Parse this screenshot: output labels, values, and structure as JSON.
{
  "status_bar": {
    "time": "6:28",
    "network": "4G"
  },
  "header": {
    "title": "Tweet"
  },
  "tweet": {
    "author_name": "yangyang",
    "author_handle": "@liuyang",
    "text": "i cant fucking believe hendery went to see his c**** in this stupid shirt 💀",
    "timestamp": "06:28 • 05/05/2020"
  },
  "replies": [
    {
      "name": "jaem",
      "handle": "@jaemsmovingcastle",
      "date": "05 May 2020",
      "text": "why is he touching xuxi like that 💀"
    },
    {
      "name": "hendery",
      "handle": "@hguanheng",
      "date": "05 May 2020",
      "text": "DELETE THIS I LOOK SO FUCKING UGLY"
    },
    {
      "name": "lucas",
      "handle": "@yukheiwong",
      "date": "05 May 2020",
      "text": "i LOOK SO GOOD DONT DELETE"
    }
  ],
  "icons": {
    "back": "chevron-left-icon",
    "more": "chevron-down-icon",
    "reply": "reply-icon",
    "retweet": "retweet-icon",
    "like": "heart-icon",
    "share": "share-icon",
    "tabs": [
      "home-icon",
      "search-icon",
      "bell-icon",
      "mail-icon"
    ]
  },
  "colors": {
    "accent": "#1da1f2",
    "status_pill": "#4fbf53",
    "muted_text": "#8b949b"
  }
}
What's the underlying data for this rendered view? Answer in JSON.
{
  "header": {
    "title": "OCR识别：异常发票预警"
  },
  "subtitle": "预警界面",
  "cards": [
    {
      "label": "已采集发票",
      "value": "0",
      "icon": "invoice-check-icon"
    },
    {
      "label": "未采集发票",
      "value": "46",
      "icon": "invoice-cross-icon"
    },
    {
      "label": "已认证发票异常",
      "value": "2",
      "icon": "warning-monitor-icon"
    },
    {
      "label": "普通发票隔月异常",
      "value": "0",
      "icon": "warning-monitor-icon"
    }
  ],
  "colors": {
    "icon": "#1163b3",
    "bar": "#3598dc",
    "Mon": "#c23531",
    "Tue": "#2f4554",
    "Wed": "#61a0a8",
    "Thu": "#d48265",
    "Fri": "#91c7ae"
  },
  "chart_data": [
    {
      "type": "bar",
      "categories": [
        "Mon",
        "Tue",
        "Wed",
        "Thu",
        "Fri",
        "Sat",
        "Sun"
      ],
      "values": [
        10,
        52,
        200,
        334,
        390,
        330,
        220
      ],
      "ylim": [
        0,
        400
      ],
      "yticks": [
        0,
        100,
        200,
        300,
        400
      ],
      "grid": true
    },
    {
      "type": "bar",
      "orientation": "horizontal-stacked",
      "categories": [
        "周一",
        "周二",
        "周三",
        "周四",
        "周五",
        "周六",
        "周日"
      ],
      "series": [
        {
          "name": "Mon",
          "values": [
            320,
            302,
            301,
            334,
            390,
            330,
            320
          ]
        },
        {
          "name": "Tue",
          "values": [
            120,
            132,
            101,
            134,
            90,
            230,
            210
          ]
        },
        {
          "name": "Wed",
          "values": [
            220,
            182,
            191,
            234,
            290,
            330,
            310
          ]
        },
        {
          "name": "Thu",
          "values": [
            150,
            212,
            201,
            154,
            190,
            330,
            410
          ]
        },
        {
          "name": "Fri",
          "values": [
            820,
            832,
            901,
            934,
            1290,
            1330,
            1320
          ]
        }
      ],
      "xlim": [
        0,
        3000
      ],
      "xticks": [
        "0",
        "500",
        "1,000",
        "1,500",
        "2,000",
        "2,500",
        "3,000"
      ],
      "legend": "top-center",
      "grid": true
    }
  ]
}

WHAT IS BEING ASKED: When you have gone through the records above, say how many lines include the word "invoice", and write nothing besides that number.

EXERCISE ANSWER: 2